Time to Play 20 Questions
Ok, maybe not 20… but perhaps you do have a few you’d like to tee up with your group. The key is to ask open questions and avoid closed (think yes/no) questions. If you want to try this with your own team, here are some you may want to think about asking—the responses may surprise you:
How do we define quality for our product?
How do you measure quality?
What is the team’s engineering process at a high level?
What are your biggest challenges with testing?
Imagine it’s your ideal world, what does testing look like? (Follow up: What is preventing you from achieving that?)
There is no “right” way to collect the information.
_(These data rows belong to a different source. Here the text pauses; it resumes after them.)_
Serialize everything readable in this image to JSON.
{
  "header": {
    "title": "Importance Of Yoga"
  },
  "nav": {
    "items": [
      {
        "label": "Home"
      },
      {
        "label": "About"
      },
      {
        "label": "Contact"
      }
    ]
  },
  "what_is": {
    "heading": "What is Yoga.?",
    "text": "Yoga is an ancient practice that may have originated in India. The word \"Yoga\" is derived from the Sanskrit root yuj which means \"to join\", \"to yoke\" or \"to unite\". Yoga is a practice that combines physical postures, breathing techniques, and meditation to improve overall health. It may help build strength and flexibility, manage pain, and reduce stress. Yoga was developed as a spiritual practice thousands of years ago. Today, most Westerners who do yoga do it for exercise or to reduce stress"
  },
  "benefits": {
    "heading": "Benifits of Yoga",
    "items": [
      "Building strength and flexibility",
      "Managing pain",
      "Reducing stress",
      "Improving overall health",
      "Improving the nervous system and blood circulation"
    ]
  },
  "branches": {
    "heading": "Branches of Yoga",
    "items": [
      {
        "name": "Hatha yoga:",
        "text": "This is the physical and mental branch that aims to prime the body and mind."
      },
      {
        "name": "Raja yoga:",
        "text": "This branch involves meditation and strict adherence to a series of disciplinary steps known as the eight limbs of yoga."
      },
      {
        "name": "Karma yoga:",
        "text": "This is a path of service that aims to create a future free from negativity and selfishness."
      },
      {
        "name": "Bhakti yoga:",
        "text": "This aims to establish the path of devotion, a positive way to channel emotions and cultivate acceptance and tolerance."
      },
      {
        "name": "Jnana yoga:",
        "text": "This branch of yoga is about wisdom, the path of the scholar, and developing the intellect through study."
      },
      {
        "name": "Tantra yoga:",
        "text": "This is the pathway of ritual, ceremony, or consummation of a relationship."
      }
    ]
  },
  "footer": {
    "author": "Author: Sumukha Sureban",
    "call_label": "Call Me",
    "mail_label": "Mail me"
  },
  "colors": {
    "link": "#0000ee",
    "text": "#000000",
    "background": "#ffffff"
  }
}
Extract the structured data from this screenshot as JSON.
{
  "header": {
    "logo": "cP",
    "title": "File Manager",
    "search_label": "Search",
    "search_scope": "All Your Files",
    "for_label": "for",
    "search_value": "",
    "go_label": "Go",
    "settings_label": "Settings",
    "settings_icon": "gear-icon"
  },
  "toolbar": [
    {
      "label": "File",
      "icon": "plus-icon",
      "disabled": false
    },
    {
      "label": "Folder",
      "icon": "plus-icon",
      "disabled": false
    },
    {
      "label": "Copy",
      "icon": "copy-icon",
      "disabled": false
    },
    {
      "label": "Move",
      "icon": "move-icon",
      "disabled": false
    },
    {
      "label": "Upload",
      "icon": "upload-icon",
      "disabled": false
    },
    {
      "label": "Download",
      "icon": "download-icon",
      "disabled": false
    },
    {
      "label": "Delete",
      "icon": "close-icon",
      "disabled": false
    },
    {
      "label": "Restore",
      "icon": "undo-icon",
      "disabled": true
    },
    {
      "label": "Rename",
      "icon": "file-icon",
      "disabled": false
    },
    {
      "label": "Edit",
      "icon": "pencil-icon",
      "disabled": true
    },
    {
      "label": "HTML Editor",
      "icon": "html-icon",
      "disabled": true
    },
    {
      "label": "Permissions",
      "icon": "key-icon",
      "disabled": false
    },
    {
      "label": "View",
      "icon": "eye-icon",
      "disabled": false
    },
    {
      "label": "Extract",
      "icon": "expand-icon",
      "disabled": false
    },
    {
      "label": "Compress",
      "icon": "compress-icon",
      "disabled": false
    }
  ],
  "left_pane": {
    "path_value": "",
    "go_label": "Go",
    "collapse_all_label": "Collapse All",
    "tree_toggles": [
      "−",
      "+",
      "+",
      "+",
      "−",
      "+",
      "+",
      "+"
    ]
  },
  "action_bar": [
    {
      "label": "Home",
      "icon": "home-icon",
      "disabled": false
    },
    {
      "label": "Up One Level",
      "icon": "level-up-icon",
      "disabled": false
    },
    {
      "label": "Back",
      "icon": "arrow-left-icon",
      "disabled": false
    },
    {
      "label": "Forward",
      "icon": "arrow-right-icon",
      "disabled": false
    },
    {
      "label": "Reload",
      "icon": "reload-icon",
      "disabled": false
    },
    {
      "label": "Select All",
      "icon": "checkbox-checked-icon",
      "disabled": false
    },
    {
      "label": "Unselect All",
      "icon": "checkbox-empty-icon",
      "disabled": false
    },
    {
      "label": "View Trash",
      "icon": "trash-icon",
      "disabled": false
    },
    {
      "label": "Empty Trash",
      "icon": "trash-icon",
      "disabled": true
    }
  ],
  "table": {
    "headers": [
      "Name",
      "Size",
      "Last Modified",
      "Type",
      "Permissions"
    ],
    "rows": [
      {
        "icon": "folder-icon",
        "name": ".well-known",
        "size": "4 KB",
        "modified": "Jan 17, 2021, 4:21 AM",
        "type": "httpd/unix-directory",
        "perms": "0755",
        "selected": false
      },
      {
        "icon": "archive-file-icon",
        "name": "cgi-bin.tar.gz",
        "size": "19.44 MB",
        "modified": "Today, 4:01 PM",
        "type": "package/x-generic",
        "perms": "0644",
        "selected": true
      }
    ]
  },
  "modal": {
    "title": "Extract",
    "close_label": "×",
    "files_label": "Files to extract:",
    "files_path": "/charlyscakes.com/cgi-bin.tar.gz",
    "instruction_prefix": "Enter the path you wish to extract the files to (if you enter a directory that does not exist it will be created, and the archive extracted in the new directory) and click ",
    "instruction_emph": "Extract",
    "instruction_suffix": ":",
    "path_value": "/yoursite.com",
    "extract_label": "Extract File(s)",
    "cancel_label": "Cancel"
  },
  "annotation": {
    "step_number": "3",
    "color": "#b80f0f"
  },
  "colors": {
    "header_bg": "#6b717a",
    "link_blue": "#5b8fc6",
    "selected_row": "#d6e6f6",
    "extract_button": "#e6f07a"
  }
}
I’ve done this in individual interviews across teams (via calls), surveys (using something like online forms or SurveyMonkey), or group sessions (whether in person or in an online group call, using stickies). There are advantages to each technique—such as someone’s comfort and openness in a one-on-one conversation, or the ability to glean ideas in a group as sticky notes start getting posted. Once I know who I want to talk to, as the facilitator, I will want to think of how people will feel most comfortable answering honestly, and set it up accordingly.
My personal favorite way to do this is in a group setting with stickies (in my case, I placed questions in blue stickies, and answers in yellow). If you are online you could use something like Google Jamboard, Google Slides, Stickies.io, IdeaBoardz, Miro, or MURAL. Let everyone write down a sticky for every answer they may come up with. Each person in the group should be answering without consulting each other. This is meant to be a fast activity and a brainstorming session. Encourage participants to try and not overthink, and to overcome the fear of giving the “wrong” answer. For each question, I like to limit the time window to a few minutes.
Once you have the responses, it’s time to look at the answers. What similarities do you see? What patterns do you see emerging? What variations or outliers are there? Perhaps there is not a clear understanding of quality, or someone’s idea of measuring is very different than another person’s.
In one particular case, I asked “What is the team’s engineering process at a high level?” Some of the answers I received were:
No continuous integration—developers check in daily
Definition of done is not followed
2-3 releases a year—process still in flux
Tests run at a fixed time
Tests take five hours to run
Automation is done after release is already in production
Unit tests are manually run and have no gates
What would you star or group here? As I review the answers, I start noting those that had similar answers. If possible, I start moving the related stickies in their own cluster, or at least group around a similar theme. I then start arranging the most alarming responses as well to help prioritize—and just like that we had the beginnings of a backlog.
Image: Sample board after grouping answers and finding patterns.
The Whole-Team Approach to Agile Testing: Lessons from the Field
If I’ve learned anything, it’s that I never cease to be surprised by responses. I never presume to know the answers heading into a session. When we dive into challenges, it’s very rarely about a tool. In fact, I’m actually struggling to think of a case in which a tool problem was actually brought up. Instead, it’s invariably the human element. Perhaps a miscommunication, or lack of clarity. Perhaps a process is broken, and a tool isn’t required to fix it. Even automation and technical issues are more about the human side and understanding.
The other lesson? Build trust. Then ask. When I have developed a relationship with the people I’m talking to, I’ve found the responses are much richer. When people feel that they are not being judged and that I am here to listen… that’s where the gold is.
Now, this is just one of many ways to help foster continuous learning and relentless improvement. Sound like something you’d like to try? Here’s a template on GitHub to get you started.